3 of 4 people found the following review helpful
A useful introduction, though dense and lacking in structure,
This review is from: Machiavelli: A Very Short Introduction (Very Short Introductions) (Paperback)
The Very Short Introduction series by Oxford University Press has a good reputation for presenting challenging subjects in an easily accessible manner. Quentin Skinner's contribution, "Machiavelli", charts the life, career and major works of one of the most famous figures of Renaissance Italy, a man whose theories have had great influence on modern political thought, but who has been much misrepresented.

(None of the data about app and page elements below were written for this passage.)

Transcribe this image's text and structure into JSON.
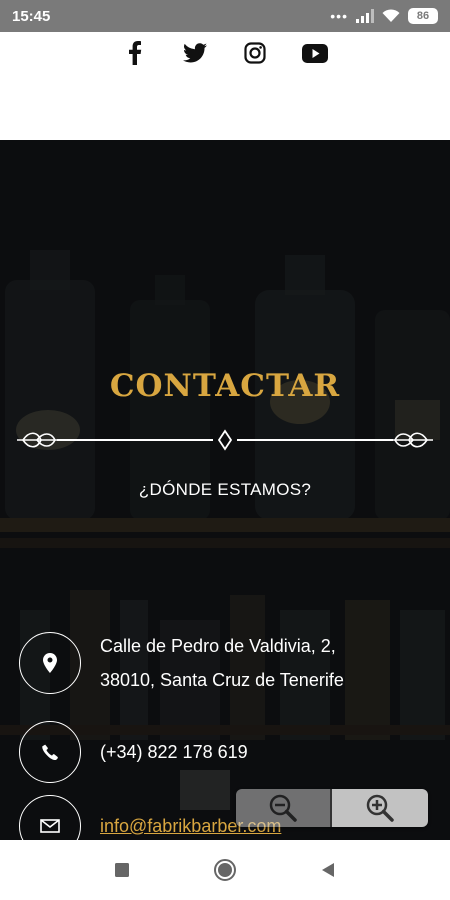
{
  "status_bar": {
    "time": "15:45",
    "battery": "86",
    "icons": [
      "dots-icon",
      "signal-icon",
      "wifi-icon",
      "battery-icon"
    ]
  },
  "social": {
    "icons": [
      "facebook-icon",
      "twitter-icon",
      "instagram-icon",
      "youtube-icon"
    ]
  },
  "section": {
    "title": "CONTACTAR",
    "subtitle": "¿DÓNDE ESTAMOS?"
  },
  "contact": {
    "address_line1": "Calle de Pedro de Valdivia, 2,",
    "address_line2": "38010, Santa Cruz de Tenerife",
    "phone": "(+34) 822 178 619",
    "email": "info@fabrikbarber.com"
  },
  "zoom": {
    "icons": [
      "zoom-out-icon",
      "zoom-in-icon"
    ]
  },
  "nav": {
    "icons": [
      "recents-icon",
      "home-icon",
      "back-icon"
    ]
  },
  "colors": {
    "accent": "#d8a640",
    "background": "#15181b",
    "statusbar": "#7a7a7a"
  }
}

On the whole this is a good, straightforward account of Machiavelli's life and works, and even though the material feels very densely presented, Skinner's style and argument are generally clear. He traces the development of Machiavelli's political thought, from both his contemporary exemplars and Roman models (authors such as Livy and Sallust), showing both how drew on these sources and how he diverged from them, at every stage backing up his arguments with examples from the texts. Unfortunately it is difficult to get a sense of perspective on Machiavelli, since we are offered little clue as to how other historians have responded to the man's work in the centuries since his death. It is disappointing, too, that Skinner does not, in the end, come to any real conclusions himself about the man or his ideas, or his continuing relevance in the modern world. As a result the book as a whole feels slightly lacking in structure.
For the casual reader, or someone reading about Machiavelli for the first time, the material may initially feel quite daunting or overly-academic. More space could have been devoted to explaining the world of Machiavelli and the socio-political situation of Renaissance Italy c. 1500, to root the reader in the period first of all. One notable omission is that of a political map of the peninsula, which might have helped in providing some context. Similarly, it would have been useful to have as reference a chronology of Machiavelli's life, together with the main political events of the time. On the other hand, Skinner provides a long list of further reading, so that it is possible to follow up some of his points, although many of these are articles in academic journals, suggesting that it is the student rather than the general reader who is his intended audience.
Everything considered, "Machiavelli" is a highly informative and comprehensive overview of the man's career, although the casual reader may find it quite hard to get to grips with.